Assignment:
Could you copy the lines below exactly, leaving none out?

Data records:
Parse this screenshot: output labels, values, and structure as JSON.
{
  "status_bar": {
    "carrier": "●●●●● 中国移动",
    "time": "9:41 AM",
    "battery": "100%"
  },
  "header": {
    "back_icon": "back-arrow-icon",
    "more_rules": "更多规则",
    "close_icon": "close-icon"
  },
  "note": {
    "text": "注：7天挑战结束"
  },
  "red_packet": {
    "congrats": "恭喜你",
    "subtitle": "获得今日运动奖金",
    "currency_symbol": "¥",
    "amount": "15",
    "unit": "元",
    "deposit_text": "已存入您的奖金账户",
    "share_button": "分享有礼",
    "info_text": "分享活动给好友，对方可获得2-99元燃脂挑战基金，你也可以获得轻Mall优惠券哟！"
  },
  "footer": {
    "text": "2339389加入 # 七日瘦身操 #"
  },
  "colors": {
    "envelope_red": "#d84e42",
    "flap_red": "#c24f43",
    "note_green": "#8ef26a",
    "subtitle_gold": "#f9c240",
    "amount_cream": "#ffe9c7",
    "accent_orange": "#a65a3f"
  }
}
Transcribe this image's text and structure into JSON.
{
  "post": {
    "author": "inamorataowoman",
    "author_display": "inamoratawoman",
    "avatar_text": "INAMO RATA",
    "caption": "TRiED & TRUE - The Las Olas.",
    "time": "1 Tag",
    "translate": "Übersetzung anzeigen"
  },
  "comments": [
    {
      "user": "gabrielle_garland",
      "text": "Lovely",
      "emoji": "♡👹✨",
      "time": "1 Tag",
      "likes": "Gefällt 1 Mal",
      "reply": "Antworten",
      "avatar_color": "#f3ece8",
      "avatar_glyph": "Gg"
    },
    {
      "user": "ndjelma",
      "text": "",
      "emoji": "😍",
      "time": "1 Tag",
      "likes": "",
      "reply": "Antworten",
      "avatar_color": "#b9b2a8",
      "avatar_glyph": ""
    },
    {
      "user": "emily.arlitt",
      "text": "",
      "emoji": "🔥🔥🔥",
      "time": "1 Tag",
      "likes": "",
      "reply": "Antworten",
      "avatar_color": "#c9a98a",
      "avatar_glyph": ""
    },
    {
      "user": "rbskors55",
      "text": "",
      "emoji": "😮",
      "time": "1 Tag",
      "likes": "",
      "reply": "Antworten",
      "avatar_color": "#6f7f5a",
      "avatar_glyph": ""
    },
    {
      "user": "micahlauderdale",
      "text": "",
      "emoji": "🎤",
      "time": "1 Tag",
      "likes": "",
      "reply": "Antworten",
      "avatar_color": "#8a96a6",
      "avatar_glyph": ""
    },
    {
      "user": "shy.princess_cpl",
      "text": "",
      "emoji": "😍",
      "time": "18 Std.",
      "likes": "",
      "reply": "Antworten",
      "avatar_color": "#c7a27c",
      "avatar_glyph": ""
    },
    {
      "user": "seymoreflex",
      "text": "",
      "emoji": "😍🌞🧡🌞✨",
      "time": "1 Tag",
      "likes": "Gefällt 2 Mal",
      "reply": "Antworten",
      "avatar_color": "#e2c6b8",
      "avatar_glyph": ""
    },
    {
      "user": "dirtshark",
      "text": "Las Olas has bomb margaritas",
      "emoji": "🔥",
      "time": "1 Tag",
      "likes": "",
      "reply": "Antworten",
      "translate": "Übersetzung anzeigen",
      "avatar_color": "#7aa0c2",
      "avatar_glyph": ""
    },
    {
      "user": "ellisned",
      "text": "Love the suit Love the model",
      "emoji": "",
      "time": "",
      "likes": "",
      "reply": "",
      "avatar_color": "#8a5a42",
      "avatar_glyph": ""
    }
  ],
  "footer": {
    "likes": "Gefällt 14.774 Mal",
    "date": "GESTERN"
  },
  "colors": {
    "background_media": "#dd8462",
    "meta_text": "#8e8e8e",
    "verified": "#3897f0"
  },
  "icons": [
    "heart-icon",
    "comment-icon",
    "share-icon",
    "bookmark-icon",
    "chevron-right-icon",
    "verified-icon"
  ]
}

Reply to the task:
Parse this screenshot: output labels, values, and structure as JSON.
{
  "status_bar": {
    "carrier": "●●●●● 中国移动",
    "time": "9:41 AM",
    "battery": "100%"
  },
  "header": {
    "back_icon": "back-arrow-icon",
    "more_rules": "更多规则",
    "close_icon": "close-icon"
  },
  "note": {
    "text": "注：7天挑战结束"
  },
  "red_packet": {
    "congrats": "恭喜你",
    "subtitle": "获得今日运动奖金",
    "currency_symbol": "¥",
    "amount": "15",
    "unit": "元",
    "deposit_text": "已存入您的奖金账户",
    "share_button": "分享有礼",
    "info_text": "分享活动给好友，对方可获得2-99元燃脂挑战基金，你也可以获得轻Mall优惠券哟！"
  },
  "footer": {
    "text": "2339389加入 # 七日瘦身操 #"
  },
  "colors": {
    "envelope_red": "#d84e42",
    "flap_red": "#c24f43",
    "note_green": "#8ef26a",
    "subtitle_gold": "#f9c240",
    "amount_cream": "#ffe9c7",
    "accent_orange": "#a65a3f"
  }
}
Transcribe this image's text and structure into JSON.
{
  "post": {
    "author": "inamorataowoman",
    "author_display": "inamoratawoman",
    "avatar_text": "INAMO RATA",
    "caption": "TRiED & TRUE - The Las Olas.",
    "time": "1 Tag",
    "translate": "Übersetzung anzeigen"
  },
  "comments": [
    {
      "user": "gabrielle_garland",
      "text": "Lovely",
      "emoji": "♡👹✨",
      "time": "1 Tag",
      "likes": "Gefällt 1 Mal",
      "reply": "Antworten",
      "avatar_color": "#f3ece8",
      "avatar_glyph": "Gg"
    },
    {
      "user": "ndjelma",
      "text": "",
      "emoji": "😍",
      "time": "1 Tag",
      "likes": "",
      "reply": "Antworten",
      "avatar_color": "#b9b2a8",
      "avatar_glyph": ""
    },
    {
      "user": "emily.arlitt",
      "text": "",
      "emoji": "🔥🔥🔥",
      "time": "1 Tag",
      "likes": "",
      "reply": "Antworten",
      "avatar_color": "#c9a98a",
      "avatar_glyph": ""
    },
    {
      "user": "rbskors55",
      "text": "",
      "emoji": "😮",
      "time": "1 Tag",
      "likes": "",
      "reply": "Antworten",
      "avatar_color": "#6f7f5a",
      "avatar_glyph": ""
    },
    {
      "user": "micahlauderdale",
      "text": "",
      "emoji": "🎤",
      "time": "1 Tag",
      "likes": "",
      "reply": "Antworten",
      "avatar_color": "#8a96a6",
      "avatar_glyph": ""
    },
    {
      "user": "shy.princess_cpl",
      "text": "",
      "emoji": "😍",
      "time": "18 Std.",
      "likes": "",
      "reply": "Antworten",
      "avatar_color": "#c7a27c",
      "avatar_glyph": ""
    },
    {
      "user": "seymoreflex",
      "text": "",
      "emoji": "😍🌞🧡🌞✨",
      "time": "1 Tag",
      "likes": "Gefällt 2 Mal",
      "reply": "Antworten",
      "avatar_color": "#e2c6b8",
      "avatar_glyph": ""
    },
    {
      "user": "dirtshark",
      "text": "Las Olas has bomb margaritas",
      "emoji": "🔥",
      "time": "1 Tag",
      "likes": "",
      "reply": "Antworten",
      "translate": "Übersetzung anzeigen",
      "avatar_color": "#7aa0c2",
      "avatar_glyph": ""
    },
    {
      "user": "ellisned",
      "text": "Love the suit Love the model",
      "emoji": "",
      "time": "",
      "likes": "",
      "reply": "",
      "avatar_color": "#8a5a42",
      "avatar_glyph": ""
    }
  ],
  "footer": {
    "likes": "Gefällt 14.774 Mal",
    "date": "GESTERN"
  },
  "colors": {
    "background_media": "#dd8462",
    "meta_text": "#8e8e8e",
    "verified": "#3897f0"
  },
  "icons": [
    "heart-icon",
    "comment-icon",
    "share-icon",
    "bookmark-icon",
    "chevron-right-icon",
    "verified-icon"
  ]
}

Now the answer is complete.